Sir Philip Green’s brands used to dominate the high street. He was the king of retail, making a fortune in the process.
He famously took out a £1.2bn dividend from Arcadia back in 2005, the largest corporate payout in UK history.
But this once powerful retail empire is now in serious trouble. Dorothy Perkins, Burtons and Miss Selfridge fell out of fashion a long time ago.
Topshop has long been the jewel in the Arcadia crown but it too is struggling. It’s no longer the go-to place for young fashion-seekers.
Behind the scenes, his brands have suffered from years of underinvestment. But, like other traditional retailers, Arcadia is also been hit by rising costs like business rates and wages as well as our changing shopping habits.

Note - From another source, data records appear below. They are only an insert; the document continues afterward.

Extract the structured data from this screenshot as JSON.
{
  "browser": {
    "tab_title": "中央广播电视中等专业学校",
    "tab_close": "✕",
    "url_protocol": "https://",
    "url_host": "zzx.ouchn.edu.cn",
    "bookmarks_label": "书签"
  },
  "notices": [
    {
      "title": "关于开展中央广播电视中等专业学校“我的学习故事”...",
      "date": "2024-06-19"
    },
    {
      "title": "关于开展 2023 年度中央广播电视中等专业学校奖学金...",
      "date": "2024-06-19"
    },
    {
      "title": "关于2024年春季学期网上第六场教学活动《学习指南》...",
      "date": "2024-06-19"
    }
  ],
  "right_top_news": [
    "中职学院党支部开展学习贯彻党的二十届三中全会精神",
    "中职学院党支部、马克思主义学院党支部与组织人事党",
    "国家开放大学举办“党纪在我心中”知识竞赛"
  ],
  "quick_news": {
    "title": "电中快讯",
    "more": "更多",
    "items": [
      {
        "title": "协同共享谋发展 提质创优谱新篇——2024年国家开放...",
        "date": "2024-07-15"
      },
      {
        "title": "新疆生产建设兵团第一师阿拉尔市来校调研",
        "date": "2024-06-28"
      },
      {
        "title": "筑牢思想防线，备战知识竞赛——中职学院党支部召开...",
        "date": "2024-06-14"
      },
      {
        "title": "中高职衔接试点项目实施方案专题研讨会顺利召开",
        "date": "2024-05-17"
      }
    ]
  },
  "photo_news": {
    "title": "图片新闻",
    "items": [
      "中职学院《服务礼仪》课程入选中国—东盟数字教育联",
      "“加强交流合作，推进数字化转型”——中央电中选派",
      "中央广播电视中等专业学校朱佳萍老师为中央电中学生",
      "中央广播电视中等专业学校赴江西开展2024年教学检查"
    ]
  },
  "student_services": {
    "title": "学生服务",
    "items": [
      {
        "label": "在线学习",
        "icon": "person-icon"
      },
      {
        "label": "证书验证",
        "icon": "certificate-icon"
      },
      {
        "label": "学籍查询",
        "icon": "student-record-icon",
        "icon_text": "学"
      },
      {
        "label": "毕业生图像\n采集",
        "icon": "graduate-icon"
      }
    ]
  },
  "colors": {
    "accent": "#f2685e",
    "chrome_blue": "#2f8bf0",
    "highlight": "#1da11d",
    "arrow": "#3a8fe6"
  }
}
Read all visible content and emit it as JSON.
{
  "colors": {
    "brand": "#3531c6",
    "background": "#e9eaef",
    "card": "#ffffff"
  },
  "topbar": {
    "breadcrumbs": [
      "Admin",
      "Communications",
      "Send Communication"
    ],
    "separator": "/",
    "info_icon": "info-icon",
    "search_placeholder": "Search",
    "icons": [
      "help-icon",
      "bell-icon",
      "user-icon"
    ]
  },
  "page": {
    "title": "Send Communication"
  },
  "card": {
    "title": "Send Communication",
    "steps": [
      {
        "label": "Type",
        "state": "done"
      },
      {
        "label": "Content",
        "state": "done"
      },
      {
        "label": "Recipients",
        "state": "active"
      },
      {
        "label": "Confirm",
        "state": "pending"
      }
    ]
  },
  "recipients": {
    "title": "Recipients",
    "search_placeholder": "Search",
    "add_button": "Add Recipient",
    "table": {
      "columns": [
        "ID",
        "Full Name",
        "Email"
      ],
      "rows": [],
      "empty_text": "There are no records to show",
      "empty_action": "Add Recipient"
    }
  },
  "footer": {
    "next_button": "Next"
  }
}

Sales are on the slide. This restructuring deal, which must be approved by landlords and the Pension Protection Fund, is a pivotal moment for Sir Philip and his business.
If he doesn’t succeed, administration looms. His aim is to put the group on a more sustainable footing so a turnaround plan can be put in place.
But launching a CVA, even though they’re in fashion, is a dramatic fall from grace for a businessman whose glory days seem long gone.
Last year, landlords called for a government review as more struggling retailers asked for rent reductions.
The British Property Federation (BPF) said too many companies were abusing CVAs and using them to dodge rent.
The BPF said that it would be for individual property owners to decide on how they would vote on Arcadia’s plan.
New Look, Carpetright, House of Fraser and Mothercare are among retailers that used the process to shore up their finances.
Last year, Sir Philip was embroiled in claims, which he strongly denied, of bullying and inappropriate behaviour.
He was also criticised over the demise of department store chain BHS, which, after he sold it for just £1, collapsed a year later.
It emerged in January that the business had hired advisers at Deloitte to explore a restructuring, prompted by a decline in sales and profits.